BEGIN Given records

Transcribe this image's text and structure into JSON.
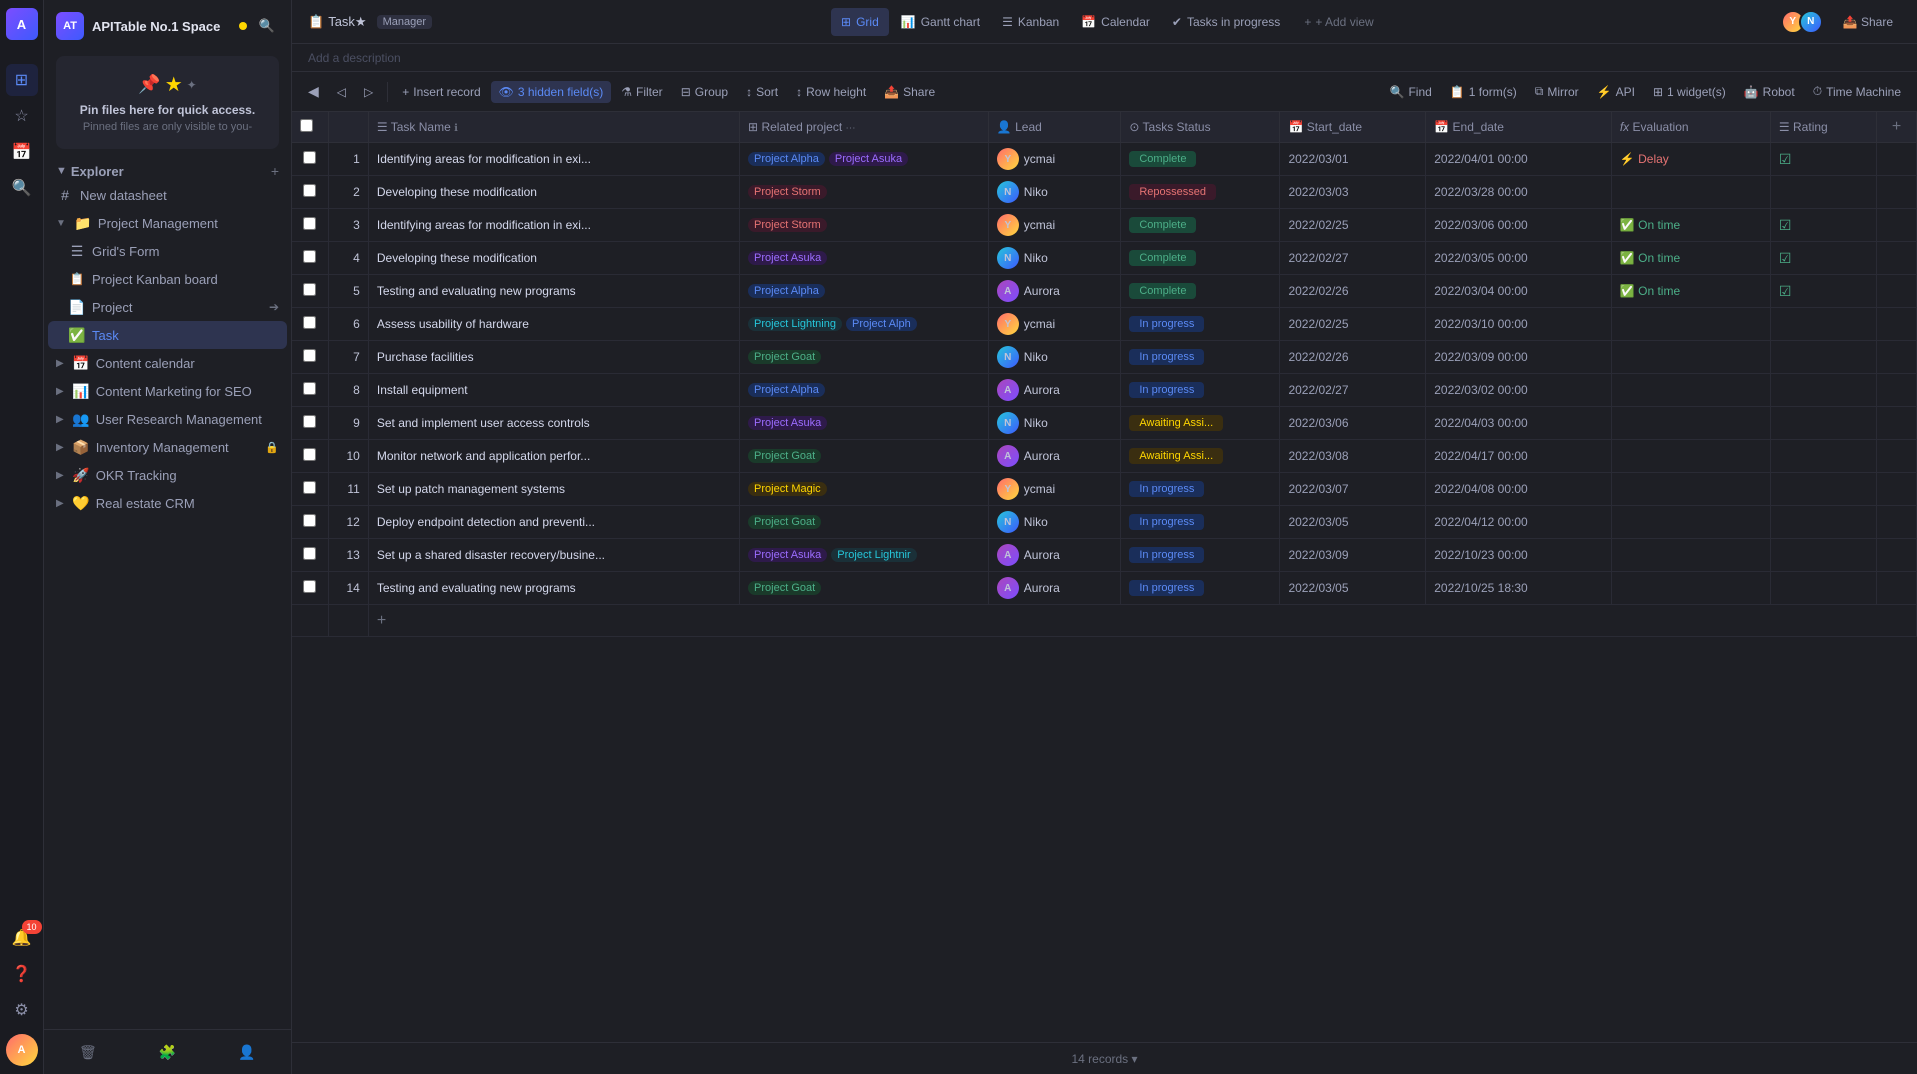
{
  "app": {
    "workspace": "APITable No.1 Space",
    "workspace_status": "online",
    "breadcrumb_task": "Task★",
    "manager_tag": "Manager",
    "add_description": "Add a description"
  },
  "left_icons": [
    "🏠",
    "★",
    "📅",
    "🔔",
    "❓",
    "⚙"
  ],
  "sidebar": {
    "pin_title": "Pin files here for quick access.",
    "pin_sub": "Pinned files are only visible to you-",
    "explorer_label": "Explorer",
    "items": [
      {
        "id": "new-datasheet",
        "label": "New datasheet",
        "icon": "#",
        "indent": 0
      },
      {
        "id": "project-management",
        "label": "Project Management",
        "icon": "📁",
        "indent": 0,
        "expanded": true
      },
      {
        "id": "grids-form",
        "label": "Grid's Form",
        "icon": "☰",
        "indent": 1
      },
      {
        "id": "project-kanban",
        "label": "Project Kanban board",
        "icon": "📋",
        "indent": 1
      },
      {
        "id": "project",
        "label": "Project",
        "icon": "📄",
        "indent": 1
      },
      {
        "id": "task",
        "label": "Task",
        "icon": "✅",
        "indent": 1,
        "active": true
      },
      {
        "id": "content-calendar",
        "label": "Content calendar",
        "icon": "📅",
        "indent": 0
      },
      {
        "id": "content-marketing",
        "label": "Content Marketing for SEO",
        "icon": "📊",
        "indent": 0
      },
      {
        "id": "user-research",
        "label": "User Research Management",
        "icon": "👥",
        "indent": 0
      },
      {
        "id": "inventory",
        "label": "Inventory Management",
        "icon": "📦",
        "indent": 0,
        "locked": true
      },
      {
        "id": "okr-tracking",
        "label": "OKR Tracking",
        "icon": "🚀",
        "indent": 0
      },
      {
        "id": "real-estate",
        "label": "Real estate CRM",
        "icon": "💛",
        "indent": 0
      }
    ]
  },
  "view_tabs": [
    {
      "id": "grid",
      "label": "Grid",
      "icon": "⊞",
      "active": true
    },
    {
      "id": "gantt",
      "label": "Gantt chart",
      "icon": "📊"
    },
    {
      "id": "kanban",
      "label": "Kanban",
      "icon": "☰"
    },
    {
      "id": "calendar",
      "label": "Calendar",
      "icon": "📅"
    },
    {
      "id": "tasks-progress",
      "label": "Tasks in progress",
      "icon": "✔"
    },
    {
      "id": "add-view",
      "label": "+ Add view",
      "icon": ""
    }
  ],
  "toolbar": {
    "insert_record": "Insert record",
    "hidden_fields": "3 hidden field(s)",
    "filter": "Filter",
    "group": "Group",
    "sort": "Sort",
    "row_height": "Row height",
    "share": "Share",
    "find": "Find",
    "forms": "1 form(s)",
    "mirror": "Mirror",
    "api": "API",
    "widget": "1 widget(s)",
    "robot": "Robot",
    "time_machine": "Time Machine"
  },
  "table": {
    "columns": [
      {
        "id": "checkbox",
        "label": "",
        "type": "checkbox"
      },
      {
        "id": "num",
        "label": "",
        "type": "num"
      },
      {
        "id": "task_name",
        "label": "Task Name",
        "icon": "☰"
      },
      {
        "id": "related_project",
        "label": "Related project",
        "icon": "⊞"
      },
      {
        "id": "lead",
        "label": "Lead",
        "icon": "👤"
      },
      {
        "id": "tasks_status",
        "label": "Tasks Status",
        "icon": "⊙"
      },
      {
        "id": "start_date",
        "label": "Start_date",
        "icon": "📅"
      },
      {
        "id": "end_date",
        "label": "End_date",
        "icon": "📅"
      },
      {
        "id": "evaluation",
        "label": "Evaluation",
        "icon": "fx"
      },
      {
        "id": "rating",
        "label": "Rating",
        "icon": "☰"
      }
    ],
    "rows": [
      {
        "num": 1,
        "task_name": "Identifying areas for modification in exi...",
        "projects": [
          "Project Alpha",
          "Project Asuka"
        ],
        "lead": "ycmai",
        "lead_type": "ycmai",
        "status": "Complete",
        "start_date": "2022/03/01",
        "end_date": "2022/04/01 00:00",
        "evaluation": "Delay",
        "rating": "✓"
      },
      {
        "num": 2,
        "task_name": "Developing these modification",
        "projects": [
          "Project Storm"
        ],
        "lead": "Niko",
        "lead_type": "niko",
        "status": "Repossessed",
        "start_date": "2022/03/03",
        "end_date": "2022/03/28 00:00",
        "evaluation": "",
        "rating": ""
      },
      {
        "num": 3,
        "task_name": "Identifying areas for modification in exi...",
        "projects": [
          "Project Storm"
        ],
        "lead": "ycmai",
        "lead_type": "ycmai",
        "status": "Complete",
        "start_date": "2022/02/25",
        "end_date": "2022/03/06 00:00",
        "evaluation": "On time",
        "rating": "✓"
      },
      {
        "num": 4,
        "task_name": "Developing these modification",
        "projects": [
          "Project Asuka"
        ],
        "lead": "Niko",
        "lead_type": "niko",
        "status": "Complete",
        "start_date": "2022/02/27",
        "end_date": "2022/03/05 00:00",
        "evaluation": "On time",
        "rating": "✓"
      },
      {
        "num": 5,
        "task_name": "Testing and evaluating new programs",
        "projects": [
          "Project Alpha"
        ],
        "lead": "Aurora",
        "lead_type": "aurora",
        "status": "Complete",
        "start_date": "2022/02/26",
        "end_date": "2022/03/04 00:00",
        "evaluation": "On time",
        "rating": "✓"
      },
      {
        "num": 6,
        "task_name": "Assess usability of hardware",
        "projects": [
          "Project Lightning",
          "Project Alph"
        ],
        "lead": "ycmai",
        "lead_type": "ycmai",
        "status": "In progress",
        "start_date": "2022/02/25",
        "end_date": "2022/03/10 00:00",
        "evaluation": "",
        "rating": ""
      },
      {
        "num": 7,
        "task_name": "Purchase facilities",
        "projects": [
          "Project Goat"
        ],
        "lead": "Niko",
        "lead_type": "niko",
        "status": "In progress",
        "start_date": "2022/02/26",
        "end_date": "2022/03/09 00:00",
        "evaluation": "",
        "rating": ""
      },
      {
        "num": 8,
        "task_name": "Install equipment",
        "projects": [
          "Project Alpha"
        ],
        "lead": "Aurora",
        "lead_type": "aurora",
        "status": "In progress",
        "start_date": "2022/02/27",
        "end_date": "2022/03/02 00:00",
        "evaluation": "",
        "rating": ""
      },
      {
        "num": 9,
        "task_name": "Set and implement user access controls",
        "projects": [
          "Project Asuka"
        ],
        "lead": "Niko",
        "lead_type": "niko",
        "status": "Awaiting Assi...",
        "start_date": "2022/03/06",
        "end_date": "2022/04/03 00:00",
        "evaluation": "",
        "rating": ""
      },
      {
        "num": 10,
        "task_name": "Monitor network and application perfor...",
        "projects": [
          "Project Goat"
        ],
        "lead": "Aurora",
        "lead_type": "aurora",
        "status": "Awaiting Assi...",
        "start_date": "2022/03/08",
        "end_date": "2022/04/17 00:00",
        "evaluation": "",
        "rating": ""
      },
      {
        "num": 11,
        "task_name": "Set up patch management systems",
        "projects": [
          "Project Magic"
        ],
        "lead": "ycmai",
        "lead_type": "ycmai",
        "status": "In progress",
        "start_date": "2022/03/07",
        "end_date": "2022/04/08 00:00",
        "evaluation": "",
        "rating": ""
      },
      {
        "num": 12,
        "task_name": "Deploy endpoint detection and preventi...",
        "projects": [
          "Project Goat"
        ],
        "lead": "Niko",
        "lead_type": "niko",
        "status": "In progress",
        "start_date": "2022/03/05",
        "end_date": "2022/04/12 00:00",
        "evaluation": "",
        "rating": ""
      },
      {
        "num": 13,
        "task_name": "Set up a shared disaster recovery/busine...",
        "projects": [
          "Project Asuka",
          "Project Lightnir"
        ],
        "lead": "Aurora",
        "lead_type": "aurora",
        "status": "In progress",
        "start_date": "2022/03/09",
        "end_date": "2022/10/23 00:00",
        "evaluation": "",
        "rating": ""
      },
      {
        "num": 14,
        "task_name": "Testing and evaluating new programs",
        "projects": [
          "Project Goat"
        ],
        "lead": "Aurora",
        "lead_type": "aurora",
        "status": "In progress",
        "start_date": "2022/03/05",
        "end_date": "2022/10/25 18:30",
        "evaluation": "",
        "rating": ""
      }
    ],
    "footer": "14 records ▾"
  }
}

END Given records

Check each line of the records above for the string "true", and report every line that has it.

        "expanded": true
        "active": true
        "locked": true
      "active": true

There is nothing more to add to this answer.